UCL Faculty of Laws


Regulation of Financial Markets (LAWS0283)

The module will examine the regulation of financial markets, focusing on the public policy and regulatory regime for fund-raising, investment products, and investment firms.

The investment sector is a highly regulated sector, and after the global financial crisis 2007-9, regulatory reforms have ramped up in this sector, resulting in an elaborate system of financial regulation for investment products, services and firms. The module focuses on the regulatory regimes for fund-raising, from listed companies to innovative smaller companies such as by way of online crowdfunding, as well as the regulatory frameworks for investment firms offering a range of services from investment advice, brokerage to product design and distribution.  

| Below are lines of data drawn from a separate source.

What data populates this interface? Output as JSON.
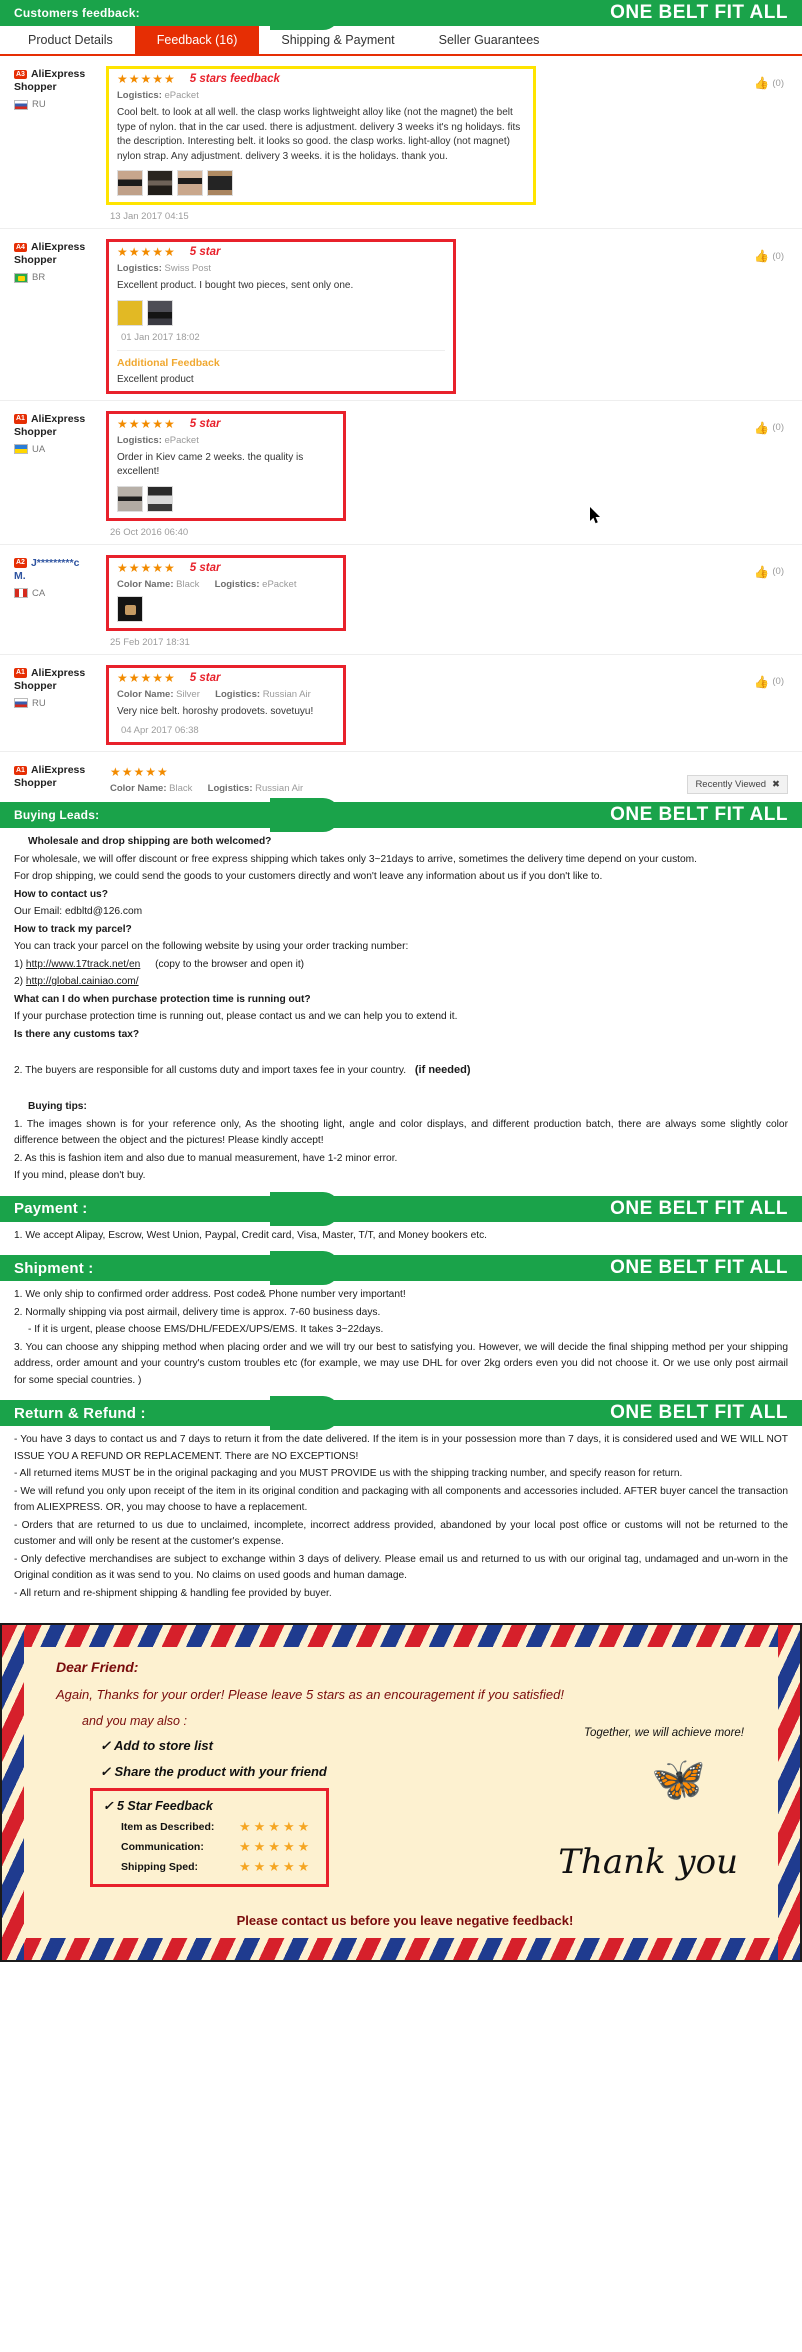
{
  "header": {
    "banner_left": "Customers feedback:",
    "banner_right": "ONE BELT FIT ALL"
  },
  "tabs": [
    {
      "label": "Product Details",
      "active": false
    },
    {
      "label": "Feedback (16)",
      "active": true
    },
    {
      "label": "Shipping & Payment",
      "active": false
    },
    {
      "label": "Seller Guarantees",
      "active": false
    }
  ],
  "feedback": {
    "stars_glyph": "★★★★★",
    "helpful_count": "(0)",
    "logistics_label": "Logistics:",
    "color_label": "Color Name:",
    "additional_title": "Additional Feedback",
    "reviews": [
      {
        "badge": "A3",
        "name_line1": "AliExpress",
        "name_line2": "Shopper",
        "country": "RU",
        "note": "5 stars feedback",
        "logistics": "ePacket",
        "color": "",
        "text": "Cool belt. to look at all well. the clasp works lightweight alloy like (not the magnet) the belt type of nylon. that in the car used. there is adjustment. delivery 3 weeks it's ng holidays. fits the description. Interesting belt. it looks so good. the clasp works. light-alloy (not magnet) nylon strap. Any adjustment. delivery 3 weeks. it is the holidays. thank you.",
        "date": "13 Jan 2017 04:15",
        "thumbs": 4
      },
      {
        "badge": "A4",
        "name_line1": "AliExpress",
        "name_line2": "Shopper",
        "country": "BR",
        "note": "5 star",
        "logistics": "Swiss Post",
        "color": "",
        "text": "Excellent product. I bought two pieces, sent only one.",
        "date": "01 Jan 2017 18:02",
        "thumbs": 2,
        "additional": "Excellent product"
      },
      {
        "badge": "A1",
        "name_line1": "AliExpress",
        "name_line2": "Shopper",
        "country": "UA",
        "note": "5 star",
        "logistics": "ePacket",
        "color": "",
        "text": "Order in Kiev came 2 weeks. the quality is excellent!",
        "date": "26 Oct 2016 06:40",
        "thumbs": 2
      },
      {
        "badge": "A2",
        "name_line1": "J*********c",
        "name_line2": "M.",
        "country": "CA",
        "note": "5 star",
        "logistics": "ePacket",
        "color": "Black",
        "text": "",
        "date": "25 Feb 2017 18:31",
        "thumbs": 1
      },
      {
        "badge": "A1",
        "name_line1": "AliExpress",
        "name_line2": "Shopper",
        "country": "RU",
        "note": "5 star",
        "logistics": "Russian Air",
        "color": "Silver",
        "text": "Very nice belt. horoshy prodovets. sovetuyu!",
        "date": "04 Apr 2017 06:38",
        "thumbs": 0
      },
      {
        "badge": "A1",
        "name_line1": "AliExpress",
        "name_line2": "Shopper",
        "country": "RU",
        "note": "",
        "logistics": "Russian Air",
        "color": "Black",
        "text": "",
        "date": "",
        "thumbs": 0
      }
    ],
    "recently_viewed": "Recently Viewed"
  },
  "buying_leads": {
    "banner_left": "Buying Leads:",
    "banner_right": "ONE BELT FIT ALL",
    "q1": "Wholesale and drop shipping are both welcomed?",
    "a1a": "For wholesale, we will offer discount or free express shipping which takes only 3~21days to arrive, sometimes the delivery time depend on your custom.",
    "a1b": "For drop shipping, we could send the goods to your customers directly and won't leave any information about us if you don't like to.",
    "q2": "How to contact us?",
    "a2": "Our Email: edbltd@126.com",
    "q3": "How to track my parcel?",
    "a3": "You can track your parcel on the following website by using your order tracking number:",
    "link1_prefix": "1)",
    "link1": "http://www.17track.net/en",
    "link1_note": "(copy to the browser and open it)",
    "link2_prefix": "2)",
    "link2": "http://global.cainiao.com/",
    "q4": "What can I do when purchase protection time is running out?",
    "a4": "If your purchase protection time is running out, please contact us and we can help you to extend it.",
    "q5": "Is there any customs tax?",
    "a5": "2. The buyers are responsible for all customs duty and import taxes fee in your country.",
    "a5_bold": "(if needed)",
    "tips_title": "Buying tips:",
    "tip1": "1. The images shown is for your reference only, As the shooting light, angle and color displays, and different production batch, there are always some slightly color difference between the object and the pictures! Please kindly accept!",
    "tip2": "2. As this is fashion item and also due to manual measurement, have 1-2 minor error.",
    "tip3": "If you mind, please don't buy."
  },
  "payment": {
    "banner_left": "Payment :",
    "banner_right": "ONE BELT FIT ALL",
    "line1": "1. We accept Alipay, Escrow, West Union, Paypal, Credit card, Visa, Master, T/T, and Money bookers etc."
  },
  "shipment": {
    "banner_left": "Shipment :",
    "banner_right": "ONE BELT FIT ALL",
    "line1": "1. We only ship to confirmed order address. Post code& Phone number very important!",
    "line2": "2. Normally shipping via post airmail, delivery time is approx. 7-60 business days.",
    "line3": "- If it is urgent, please choose EMS/DHL/FEDEX/UPS/EMS. It takes 3~22days.",
    "line4": "3. You can choose any shipping method when placing order and we will try our best to satisfying you. However, we will decide the final shipping method per your shipping address, order amount and your country's custom troubles etc (for example, we may use DHL for over 2kg orders even you did not choose it. Or we use only post airmail for some special countries. )"
  },
  "return_refund": {
    "banner_left": "Return & Refund :",
    "banner_right": "ONE BELT FIT ALL",
    "lines": [
      "- You have 3 days to contact us and 7 days to return it from the date delivered. If the item is in your possession more than 7 days, it is considered used and WE WILL NOT ISSUE YOU A REFUND OR REPLACEMENT. There are NO EXCEPTIONS!",
      "- All returned items MUST be in the original packaging and you MUST PROVIDE us with the shipping tracking number, and specify reason for return.",
      "- We will refund you only upon receipt of the item in its original condition and packaging with all components and accessories included. AFTER buyer cancel the transaction from ALIEXPRESS. OR, you may choose to have a replacement.",
      "- Orders that are returned to us due to unclaimed, incomplete, incorrect address provided, abandoned by your local post office or customs will not be returned to the customer and will only be resent at the customer's expense.",
      "- Only defective merchandises are subject to exchange within 3 days of delivery. Please email us and returned to us with our original tag, undamaged and un-worn in the Original condition as it was send to you. No claims on used goods and human damage.",
      "- All return and re-shipment shipping & handling fee provided by buyer."
    ]
  },
  "airmail": {
    "greeting": "Dear Friend:",
    "line2": "Again, Thanks for your order! Please leave 5 stars as an encouragement if you satisfied!",
    "line3": "and you may also :",
    "check1": "✓ Add to store list",
    "check2": "✓ Share the product with your friend",
    "together": "Together, we will achieve more!",
    "rating_title": "✓ 5 Star Feedback",
    "rating_rows": [
      {
        "label": "Item as Described:",
        "stars": "★★★★★"
      },
      {
        "label": "Communication:",
        "stars": "★★★★★"
      },
      {
        "label": "Shipping Sped:",
        "stars": "★★★★★"
      }
    ],
    "thank_you": "Thank you",
    "bottom": "Please contact us before you leave negative feedback!"
  },
  "colors": {
    "green": "#1aa34a",
    "red": "#e62e04",
    "highlight_red": "#e8212b",
    "highlight_yellow": "#ffe400",
    "star_orange": "#f28b00",
    "airmail_bg": "#fdf1d0"
  }
}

The focus is on the UK and hence emphasis will be placed on the Financial Services and Markets Act, the Financial Conduct Authority’s rulebook, the FCA Handbook, other legislation for the UK and relevant international documents. However, as much of the regulatory regime has been sourced from EU legislation transposed in the UK, the course will tease out the importance of these origins and the post-Brexit adjustments made in the UK. 

The module will be of interest for students who wish to advance their understanding of financial services regulation for capital and investment markets. The course first grounds students in regulatory theories and institutions that underpin public policy in governing various forms of investments and investment markets. The course then provides substantive learning in selected areas of capital markets products and investment intermediation services. The module has a focus on regulation and hence will not deal with transactional issues in international finance. This course runs in term X only.

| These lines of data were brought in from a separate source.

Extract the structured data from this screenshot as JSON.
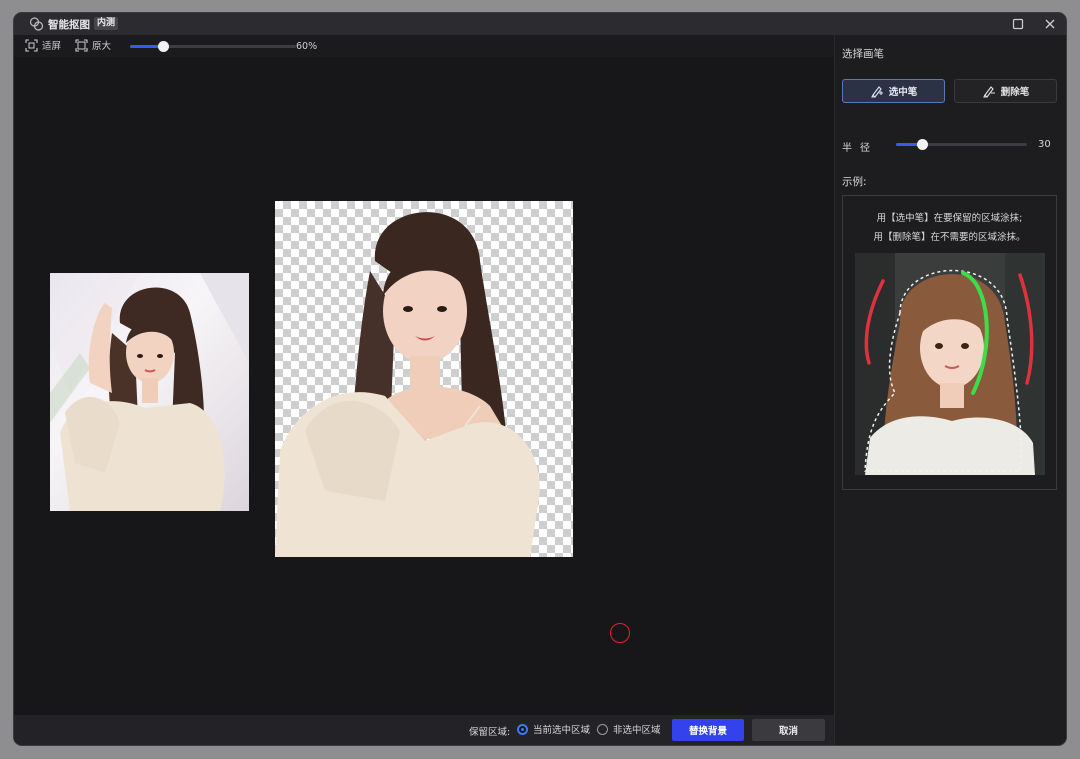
{
  "window": {
    "title": "智能抠图",
    "badge": "内测"
  },
  "toolbar": {
    "restore_label": "适屏",
    "original_size_label": "原大",
    "zoom_percent": 60,
    "zoom_text": "60%"
  },
  "canvas": {
    "original_image_alt": "原图",
    "cutout_image_alt": "抠图结果"
  },
  "footer": {
    "keep_area_label": "保留区域:",
    "options": [
      {
        "label": "当前选中区域",
        "selected": true
      },
      {
        "label": "非选中区域",
        "selected": false
      }
    ],
    "replace_bg_button": "替换背景",
    "cancel_button": "取消"
  },
  "panel": {
    "title": "选择画笔",
    "brushes": [
      {
        "label": "选中笔",
        "active": true
      },
      {
        "label": "删除笔",
        "active": false
      }
    ],
    "radius_label": "半径",
    "radius_value": 30,
    "radius_min": 0,
    "radius_max": 150,
    "example_label": "示例:",
    "example_lines": [
      "用【选中笔】在要保留的区域涂抹;",
      "用【删除笔】在不需要的区域涂抹。"
    ]
  },
  "colors": {
    "accent": "#3442ee",
    "slider_fill": "#3b58f0",
    "select_stroke": "#3ddc4a",
    "erase_stroke": "#e0323c",
    "brush_cursor": "#e0232a"
  }
}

Module Syllabus

  • Theoretical and public perspectives in investment services and markets regulation 

  • The UK Regulator 

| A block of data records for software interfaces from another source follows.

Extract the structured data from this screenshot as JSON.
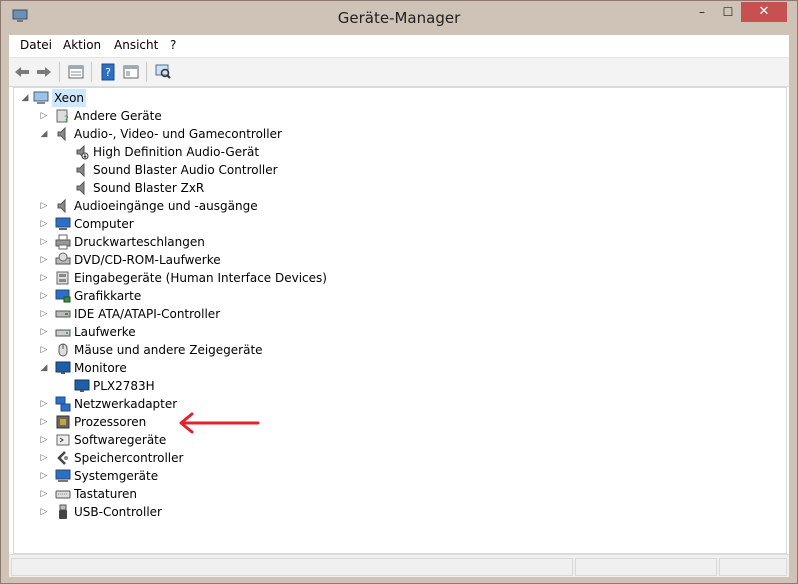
{
  "window": {
    "title": "Geräte-Manager",
    "close_glyph": "✕",
    "minimize_glyph": "–",
    "maximize_glyph": "☐"
  },
  "menu": [
    "Datei",
    "Aktion",
    "Ansicht",
    "?"
  ],
  "toolbar": [
    "back-icon",
    "forward-icon",
    "properties-icon",
    "help-icon",
    "view-icon",
    "scan-hardware-icon"
  ],
  "tree": {
    "root": "Xeon",
    "nodes": [
      {
        "label": "Andere Geräte",
        "icon": "unknown-device-icon",
        "state": "collapsed"
      },
      {
        "label": "Audio-, Video- und Gamecontroller",
        "icon": "speaker-icon",
        "state": "expanded",
        "children": [
          "High Definition Audio-Gerät",
          "Sound Blaster Audio Controller",
          "Sound Blaster ZxR"
        ]
      },
      {
        "label": "Audioeingänge und -ausgänge",
        "icon": "speaker-icon",
        "state": "collapsed"
      },
      {
        "label": "Computer",
        "icon": "computer-icon",
        "state": "collapsed"
      },
      {
        "label": "Druckwarteschlangen",
        "icon": "printer-icon",
        "state": "collapsed"
      },
      {
        "label": "DVD/CD-ROM-Laufwerke",
        "icon": "disc-drive-icon",
        "state": "collapsed"
      },
      {
        "label": "Eingabegeräte (Human Interface Devices)",
        "icon": "hid-icon",
        "state": "collapsed"
      },
      {
        "label": "Grafikkarte",
        "icon": "display-adapter-icon",
        "state": "collapsed"
      },
      {
        "label": "IDE ATA/ATAPI-Controller",
        "icon": "ide-controller-icon",
        "state": "collapsed"
      },
      {
        "label": "Laufwerke",
        "icon": "disk-drive-icon",
        "state": "collapsed"
      },
      {
        "label": "Mäuse und andere Zeigegeräte",
        "icon": "mouse-icon",
        "state": "collapsed"
      },
      {
        "label": "Monitore",
        "icon": "monitor-icon",
        "state": "expanded",
        "children": [
          "PLX2783H"
        ]
      },
      {
        "label": "Netzwerkadapter",
        "icon": "network-icon",
        "state": "collapsed"
      },
      {
        "label": "Prozessoren",
        "icon": "processor-icon",
        "state": "collapsed"
      },
      {
        "label": "Softwaregeräte",
        "icon": "software-device-icon",
        "state": "collapsed"
      },
      {
        "label": "Speichercontroller",
        "icon": "storage-controller-icon",
        "state": "collapsed"
      },
      {
        "label": "Systemgeräte",
        "icon": "system-device-icon",
        "state": "collapsed"
      },
      {
        "label": "Tastaturen",
        "icon": "keyboard-icon",
        "state": "collapsed"
      },
      {
        "label": "USB-Controller",
        "icon": "usb-icon",
        "state": "collapsed"
      }
    ]
  },
  "colors": {
    "title_bg": "#cfc3b8",
    "close_bg": "#c75050",
    "selection": "#cce8ff",
    "annotation_arrow": "#e0242b"
  }
}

  • Regulation of fund-raising in traditional and technologically-enabled forms 

  • Regulation of investment firms and services they provide, including advice and brokerage 

Recommended materials

Module reading lists will specify reading materials. We consult the following textbooks but not exclusively, and students should be prepared to engage with moderate to heavy levels of statutory reading such as UK Acts, the Financial Conduct Authority’s online Handbook and journal articles. Teaching is not structured in accordance with any of the books below but they are useful references. 

  • Iain MacNeil, Introduction to the Law on Financial Investment (Oxford: Hart 2012) 

  • Armour et al, Principles of Financial Regulation (2016) 

  • Moloney, EU Securities and Financial Markets Regulation (OUP 2014) 

  • Mads Andenas and Iris H-Y Chiu, The Foundations and Future of Financial Regulation (Routledge 2014) at chapters 1, 2, 5-8 

For an example of official papers see:  

 For an example of journal article reading see:  

  • Eilis Ferran, “The Break-up of the Financial Services Authority” (2011), Oxford Journal of Legal Studies 455 

Key information

Module details
Credit value:22.5 credits (225 learning hours)
Convenor:Iris Chiu
Other Teachers:TBD
Teaching Delivery:10 x 2 Hour Weekly Seminar, Term Two
Who may enrol:Any UCL Master’s student subject to the pre-requisites below. 

We do not enforce formal pre-requisites but the following are preferred. If you do not meet most of the following, the course is unlikely to suit you. Contact the course convenor if in doubt ahead of selection: 

  1. An LLB background with knowledge in Company Law; 

  1. Prior knowledge of law and economics and/or regulation theories. Indeed some high school qualifications in economics is likely to be beneficial at the very least. 
    Students without such prior knowledge will have to be prepared to engage in much more background reading, bearing in mind that the course reading load is moderate to heavy. Note that the course features heavy statutory reading. 
    Any student interested in enrolling but without the preferred pre-requisites or background knowledge should consult Katja Lagenbucher, Economic Transplants, Cambridge University Press 2017 Parts I and II. This sets the conceptual background against which we are looking at banking regulation. 

  1. An inter-disciplinary mindset with interest in exploring into policy issues underlying regulation; 

  1. Work experience in policy and regulation at central banks or financial regulatory agencies or a keen interest in pursuing such a career. 

Must not be taken with:None
Qualifying module for:LLM in International Banking and Finance Law  
Practice Assessment:Opportunity for feedback on one formative practice essay in term 2
Final Assessment:Controlled Condition Exam (100%)